    Funded by: NIDDK NIH HHS: F32 DK 09447, R37 DK31900

    The Journal of biological chemistry 1999;274;5;3017-25

  • Definition of family of coronin-related proteins conserved between humans and mice: close genetic linkage between coronin-2 and CD45-associated protein.

    Okumura M, Kung C, Wong S, Rodgers M and Thomas ML

    Howard Hughes Medical Institute, Department of Pathology, Washington University School of Medicine, St. Louis, MO 63110, USA.

    Cell adhesion and signal transduction are coordinated processes that may be linked through regulatory elements such as actin-binding proteins. One such protein that may fulfill this role is coronin. In Dictyostelium discoideum, coronin is involved in cellular processes such as mitosis, cell motility, and phagocytosis. In addition, a human coronin, p57, has been described which interacts with the p47 component of phox proteins and may be involved in the formation of phagocytic vacuoles. Here, we describe a family of four mouse proteins which share 38% identity with Dictyostelium coronin and thus are designated coronin-1, -2, -3, and -4. The gene for coronin-2 is localized to mouse chromosome 19, 5' of the gene for CD45-associated protein. All the coronin proteins contain five highly conserved WD domains. However, their carboxyl regions are quite distinct. Three of the four proteins are ubiquitously expressed, whereas coronin-1, the mouse ortholog of p57, demonstrates expression restricted to hematopoietic cells. Comparison of expressed sequence tag cDNAs indicates that coronin-1, -2, -3, and -4 are highly conserved between mice and humans.

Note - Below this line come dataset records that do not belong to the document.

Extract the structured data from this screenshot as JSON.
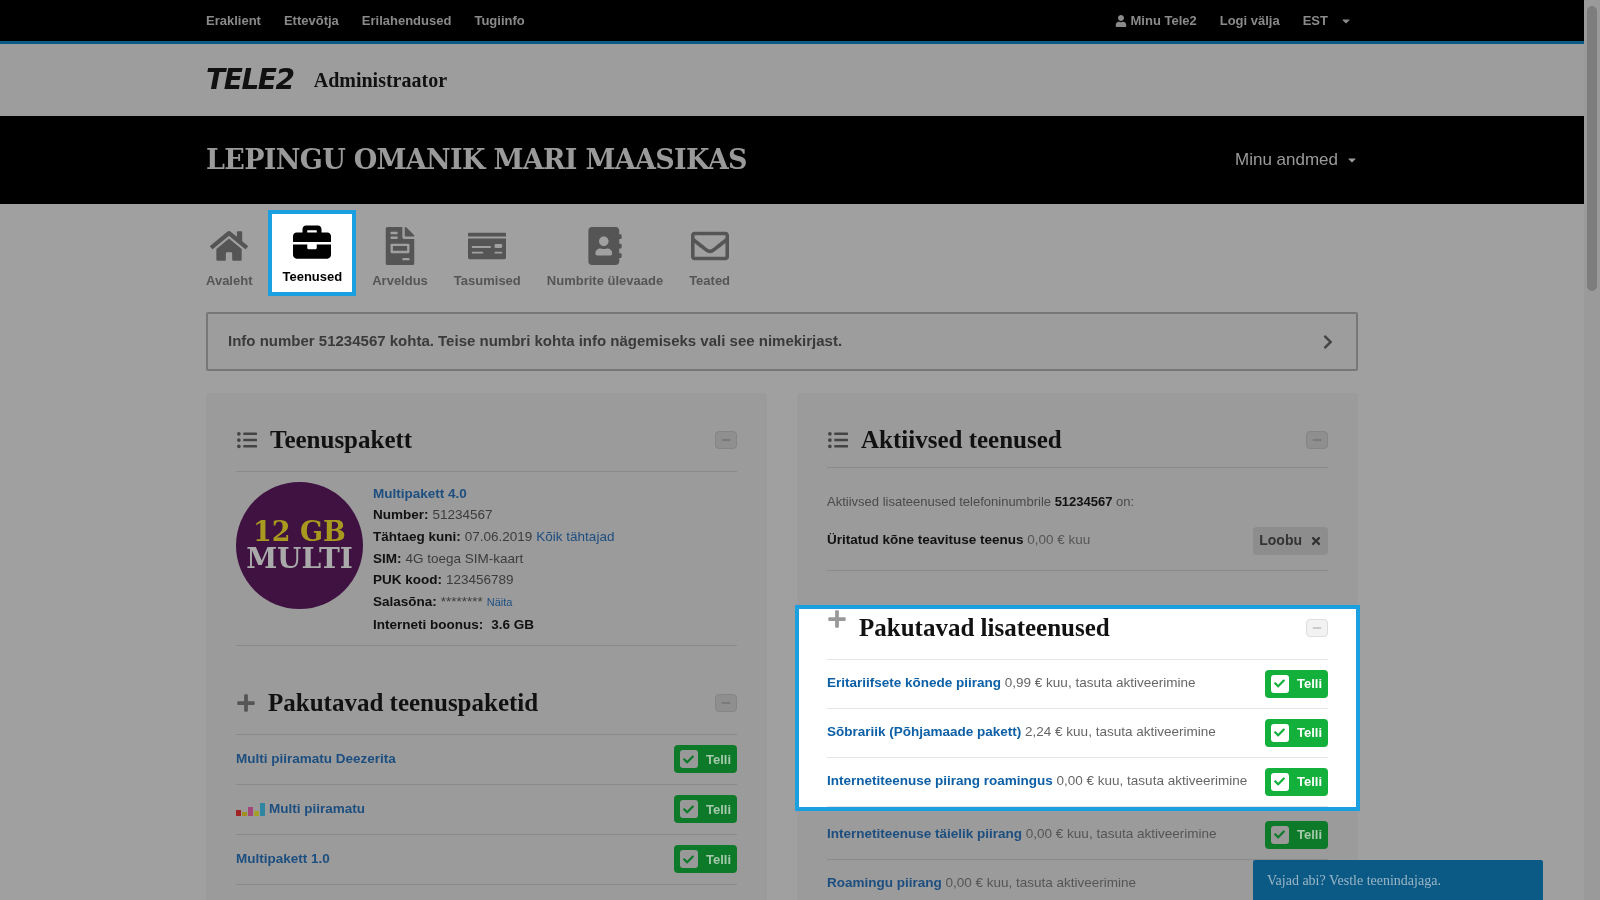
{
  "top_nav": {
    "links": [
      "Eraklient",
      "Ettevõtja",
      "Erilahendused",
      "Tugiinfo"
    ],
    "user": "Minu Tele2",
    "logout": "Logi välja",
    "language": "EST"
  },
  "header": {
    "logo": "TELE2",
    "title": "Administraator"
  },
  "banner": {
    "title": "LEPINGU OMANIK MARI MAASIKAS",
    "menu": "Minu andmed"
  },
  "tabs": [
    {
      "label": "Avaleht",
      "selected": false
    },
    {
      "label": "Teenused",
      "selected": true
    },
    {
      "label": "Arveldus",
      "selected": false
    },
    {
      "label": "Tasumised",
      "selected": false
    },
    {
      "label": "Numbrite ülevaade",
      "selected": false
    },
    {
      "label": "Teated",
      "selected": false
    }
  ],
  "info_bar": {
    "text": "Info number 51234567 kohta. Teise numbri kohta info nägemiseks vali see nimekirjast."
  },
  "package": {
    "title": "Teenuspakett",
    "badge": [
      "12 GB",
      "MULTI"
    ],
    "name": "Multipakett 4.0",
    "fields": [
      {
        "label": "Number:",
        "value": "51234567",
        "kind": "plain"
      },
      {
        "label": "Tähtaeg kuni:",
        "value": "07.06.2019",
        "link": "Kõik tähtajad",
        "kind": "plain"
      },
      {
        "label": "SIM:",
        "value": "4G toega SIM-kaart",
        "kind": "plain"
      },
      {
        "label": "PUK kood:",
        "value": "123456789",
        "kind": "plain"
      },
      {
        "label": "Salasõna:",
        "value": "********",
        "link": "Näita",
        "kind": "plain"
      },
      {
        "label": "Interneti boonus:",
        "value": "3.6 GB",
        "kind": "bold"
      }
    ]
  },
  "offered_packages": {
    "title": "Pakutavad teenuspaketid",
    "items": [
      {
        "name": "Multi piiramatu Deezerita",
        "kind": "plain",
        "button": "Telli"
      },
      {
        "name": "Multi piiramatu",
        "kind": "music",
        "button": "Telli"
      },
      {
        "name": "Multipakett 1.0",
        "kind": "plain",
        "button": "Telli"
      }
    ]
  },
  "active_services": {
    "title": "Aktiivsed teenused",
    "intro": "Aktiivsed lisateenused telefoninumbrile **51234567** on:",
    "items": [
      {
        "name": "Üritatud kõne teavituse teenus",
        "price": "0,00 € kuu",
        "action": "Loobu"
      }
    ]
  },
  "addons": {
    "title": "Pakutavad lisateenused",
    "highlighted": true,
    "items": [
      {
        "name": "Eritariifsete kõnede piirang",
        "price": "0,99 € kuu, tasuta aktiveerimine",
        "button": "Telli",
        "highlighted": true
      },
      {
        "name": "Sõbrariik (Põhjamaade pakett)",
        "price": "2,24 € kuu, tasuta aktiveerimine",
        "button": "Telli",
        "highlighted": true
      },
      {
        "name": "Internetiteenuse piirang roamingus",
        "price": "0,00 € kuu, tasuta aktiveerimine",
        "button": "Telli",
        "highlighted": true
      },
      {
        "name": "Internetiteenuse täielik piirang",
        "price": "0,00 € kuu, tasuta aktiveerimine",
        "button": "Telli",
        "highlighted": false
      },
      {
        "name": "Roamingu piirang",
        "price": "0,00 € kuu, tasuta aktiveerimine",
        "highlighted": false
      }
    ]
  },
  "chat": {
    "text": "Vajad abi? Vestle teenindajaga."
  }
}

    Funded by: NIAID NIH HHS: AI26363

    DNA and cell biology 1998;17;9;779-87

Gene lists (5)

Gene List Source Species Name Description Gene count
L00000009 G2C Homo sapiens Human PSD Human orthologues of mouse PSD adapted from Collins et al (2006) 1080
L00000016 G2C Homo sapiens Human PSP Human orthologues of mouse PSP adapted from Collins et al (2006) 1121
L00000061 G2C Homo sapiens BAYES-COLLINS-MOUSE-PSD-CONSENSUS Mouse cortex PSD consensus (ortho) 984
L00000069 G2C Homo sapiens BAYES-COLLINS-HUMAN-PSD-FULL Human cortex biopsy PSD full list 1461
L00000071 G2C Homo sapiens BAYES-COLLINS-MOUSE-PSD-FULL Mouse cortex PSD full list (ortho) 1556
© G2C 2014. The Genes to Cognition Programme received funding from The Wellcome Trust and the EU FP7 Framework Programmes:
EUROSPIN (FP7-HEALTH-241498), SynSys (FP7-HEALTH-242167) and GENCODYS (FP7-HEALTH-241995).

Cookies Policy | Terms and Conditions. This site is hosted by Edinburgh University and the Genes to Cognition Programme.